marks the microbes for destruction by nonspecific defense mechanisms like
phagocytosis or complement.
48. How do newborns acquire passive immunity? How is nursing involved?
Ans: Antibodies cross the placenta from the mother's blood and supply a newborn with
passive immunity. These antibodies eventually disappear and the infant becomes more
susceptible to infections. Breast-feeding prolongs passive immunity because antibodies
are transferred to the infant in the milk.
49. Explain the difference between AIDS and SCID.
Ans: SCID is an immune deficiency disorder that is inherited. AIDS is an immune deficiency
disorder that is acquired as a result of a viral infection.
50. Differentiate between nonspecific and specific defense, and give examples of each.
Ans: Nonspecific defenses protect the body against all types of pathogens and include
barriers to entry, the inflammatory reaction, and protective proteins. Specific defenses
protect the body against specific pathogens and include the activities of the
lymphocytes. B lymphocytes produce antibodies against specific pathogens and T
lymphocytes attack cells bearing specific antigens.
51. Describe how vaccines function to provide immunity.
Ans: A vaccine that will be used to protect an individual from a particular pathogen will
contain antigens like those found on the surface of that pathogen.

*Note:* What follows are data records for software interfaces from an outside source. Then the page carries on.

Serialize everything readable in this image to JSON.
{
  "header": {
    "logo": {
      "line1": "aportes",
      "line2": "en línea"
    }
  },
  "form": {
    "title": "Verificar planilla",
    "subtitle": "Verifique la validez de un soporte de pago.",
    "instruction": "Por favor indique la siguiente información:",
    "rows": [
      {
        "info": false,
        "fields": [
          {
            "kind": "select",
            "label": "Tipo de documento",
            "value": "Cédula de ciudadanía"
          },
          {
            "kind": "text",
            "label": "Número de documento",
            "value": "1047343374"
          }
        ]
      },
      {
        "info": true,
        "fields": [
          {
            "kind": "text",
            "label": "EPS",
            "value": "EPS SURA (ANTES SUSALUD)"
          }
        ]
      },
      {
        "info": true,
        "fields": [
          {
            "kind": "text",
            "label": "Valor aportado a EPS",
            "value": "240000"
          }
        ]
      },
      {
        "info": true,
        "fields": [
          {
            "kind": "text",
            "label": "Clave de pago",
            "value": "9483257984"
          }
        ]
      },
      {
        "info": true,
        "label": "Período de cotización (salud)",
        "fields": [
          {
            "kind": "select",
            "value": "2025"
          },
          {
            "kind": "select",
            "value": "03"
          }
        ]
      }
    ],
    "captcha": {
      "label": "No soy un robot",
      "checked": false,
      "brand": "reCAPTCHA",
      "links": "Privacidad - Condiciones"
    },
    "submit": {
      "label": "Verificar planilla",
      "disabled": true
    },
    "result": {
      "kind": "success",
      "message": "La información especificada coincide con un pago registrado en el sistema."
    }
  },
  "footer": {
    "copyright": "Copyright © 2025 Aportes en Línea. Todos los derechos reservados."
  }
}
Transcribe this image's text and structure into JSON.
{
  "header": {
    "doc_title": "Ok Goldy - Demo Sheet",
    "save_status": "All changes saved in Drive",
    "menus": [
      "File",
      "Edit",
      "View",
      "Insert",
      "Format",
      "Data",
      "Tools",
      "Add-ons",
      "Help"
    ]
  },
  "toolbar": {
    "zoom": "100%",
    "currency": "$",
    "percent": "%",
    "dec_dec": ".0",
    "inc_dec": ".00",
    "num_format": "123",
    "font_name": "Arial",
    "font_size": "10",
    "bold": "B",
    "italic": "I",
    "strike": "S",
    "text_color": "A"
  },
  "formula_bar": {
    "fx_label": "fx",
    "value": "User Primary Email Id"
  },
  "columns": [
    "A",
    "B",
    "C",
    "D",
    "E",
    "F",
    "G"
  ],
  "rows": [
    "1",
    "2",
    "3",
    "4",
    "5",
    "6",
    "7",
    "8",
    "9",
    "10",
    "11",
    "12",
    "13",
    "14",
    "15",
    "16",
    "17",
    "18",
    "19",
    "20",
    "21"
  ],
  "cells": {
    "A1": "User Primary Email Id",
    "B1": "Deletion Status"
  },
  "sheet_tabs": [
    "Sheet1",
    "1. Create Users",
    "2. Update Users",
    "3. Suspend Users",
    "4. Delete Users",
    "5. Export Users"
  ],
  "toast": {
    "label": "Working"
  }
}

When B lymphocytes
encounter these antigens they respond by producing antibodies. The antibodies provide
immunity.
52. Differentiate between passive and active immunity.
Ans: Passive immunity occurs when an individual is given antibodies to combat a particular
pathogen. Active immunity only occurs when an individual produces his or her own
antibodies against a pathogen.
53.
A)
B)
C)
D)
Ans:
Apoptosis is
a form of cell division.
the production of antibodies.
a nonspecific defense.
programmed cell death.
D
Page 108
54.
A)
B)
C)
D)
Ans:
Which is a primary lymphatic organ?
lymph node
spleen
thymus
tonsil
C
55.
A)
B)
C)
D)
Ans:
Which is a form of nonspecific defense?
antibody-mediated immunity
cell-mediated immunity
natural killer cells
All of these choices are correct.
C
56.
A)
B)
C)
D)
Ans:
Which molecule creates holes in plasma membranes of virus-infected or cancel cells?
cytokine
interleukin
perforin
interferon
C
57. Describe the three stages of HIV infection as presented in the text.
Ans: Category A—The affected individual is an asymptomatic carrier. The HIV blood test is
positive and the infection can be transmitted, yet there are no symptoms.
Category B—The affected individual may exhibit swollen lymph nodes, night sweats,
fatigue, fever, diarrhea, and thrush and herpes infections.
Category C—The affected individual develops a fatal opportunistic disease.
Page 109